Directions - Show every line of the data where the word "główna" can be found.

Provided data -
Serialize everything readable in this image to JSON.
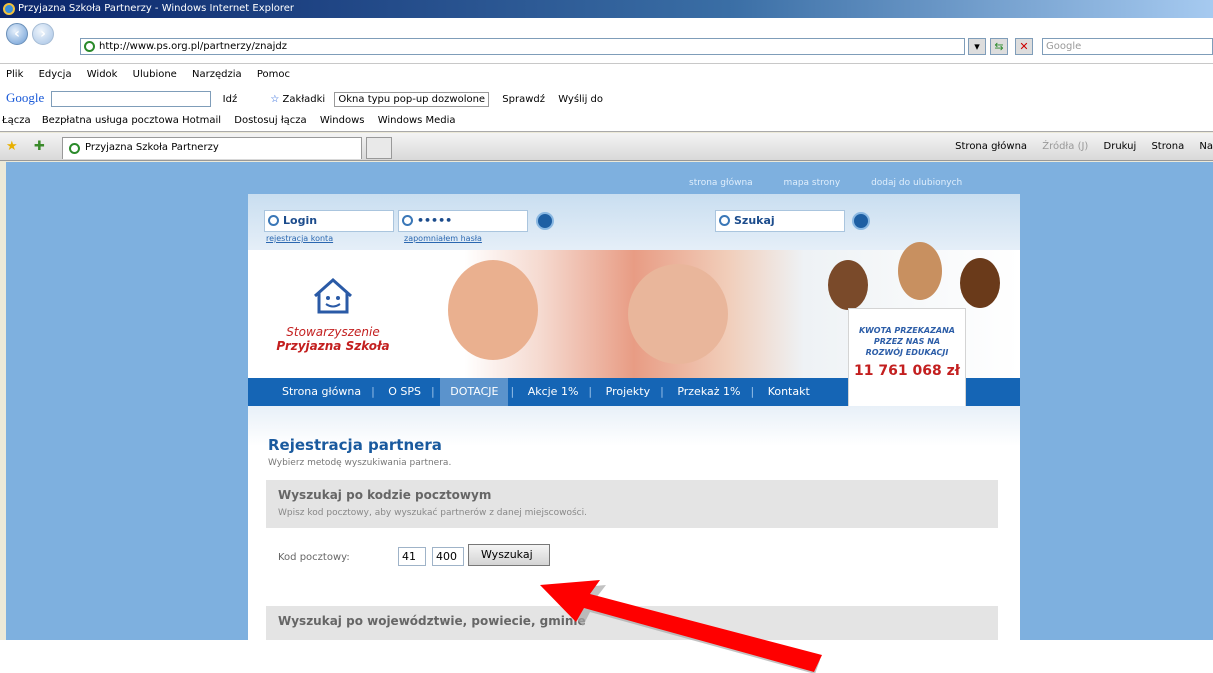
{
  "window": {
    "title": "Przyjazna Szkoła Partnerzy - Windows Internet Explorer"
  },
  "address": {
    "url": "http://www.ps.org.pl/partnerzy/znajdz",
    "search_placeholder": "Google"
  },
  "menu": [
    "Plik",
    "Edycja",
    "Widok",
    "Ulubione",
    "Narzędzia",
    "Pomoc"
  ],
  "google_toolbar": {
    "logo": "Google",
    "go": "Idź",
    "bookmarks": "Zakładki",
    "popups": "Okna typu pop-up dozwolone",
    "check": "Sprawdź",
    "send": "Wyślij do"
  },
  "links_bar": {
    "label": "Łącza",
    "items": [
      "Bezpłatna usługa pocztowa Hotmail",
      "Dostosuj łącza",
      "Windows",
      "Windows Media"
    ]
  },
  "tab": {
    "title": "Przyjazna Szkoła Partnerzy"
  },
  "tab_tools": [
    "Strona główna",
    "Źródła (J)",
    "Drukuj",
    "Strona",
    "Na"
  ],
  "site": {
    "top_links": [
      "strona główna",
      "mapa strony",
      "dodaj do ulubionych"
    ],
    "login_label": "Login",
    "password_value": "•••••",
    "search_label": "Szukaj",
    "register_link": "rejestracja konta",
    "forgot_link": "zapomniałem hasła",
    "logo_line1": "Stowarzyszenie",
    "logo_line2": "Przyjazna Szkoła",
    "nav": [
      "Strona główna",
      "O SPS",
      "DOTACJE",
      "Akcje 1%",
      "Projekty",
      "Przekaż 1%",
      "Kontakt"
    ],
    "kwota_lines": [
      "KWOTA PRZEKAZANA",
      "PRZEZ NAS NA",
      "ROZWÓJ EDUKACJI"
    ],
    "kwota_amount": "11 761 068 zł",
    "page_title": "Rejestracja partnera",
    "page_subtitle": "Wybierz metodę wyszukiwania partnera.",
    "section1_title": "Wyszukaj po kodzie pocztowym",
    "section1_desc": "Wpisz kod pocztowy, aby wyszukać partnerów z danej miejscowości.",
    "kod_label": "Kod pocztowy:",
    "kod_part1": "41",
    "kod_part2": "400",
    "search_button": "Wyszukaj",
    "section2_title": "Wyszukaj po województwie, powiecie, gminie"
  },
  "colors": {
    "accent": "#1565b5",
    "arrow": "#ff0000",
    "amount": "#c31f1f"
  }
}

Your solution -
    "Strona główna",
      "strona główna",
      "Strona główna",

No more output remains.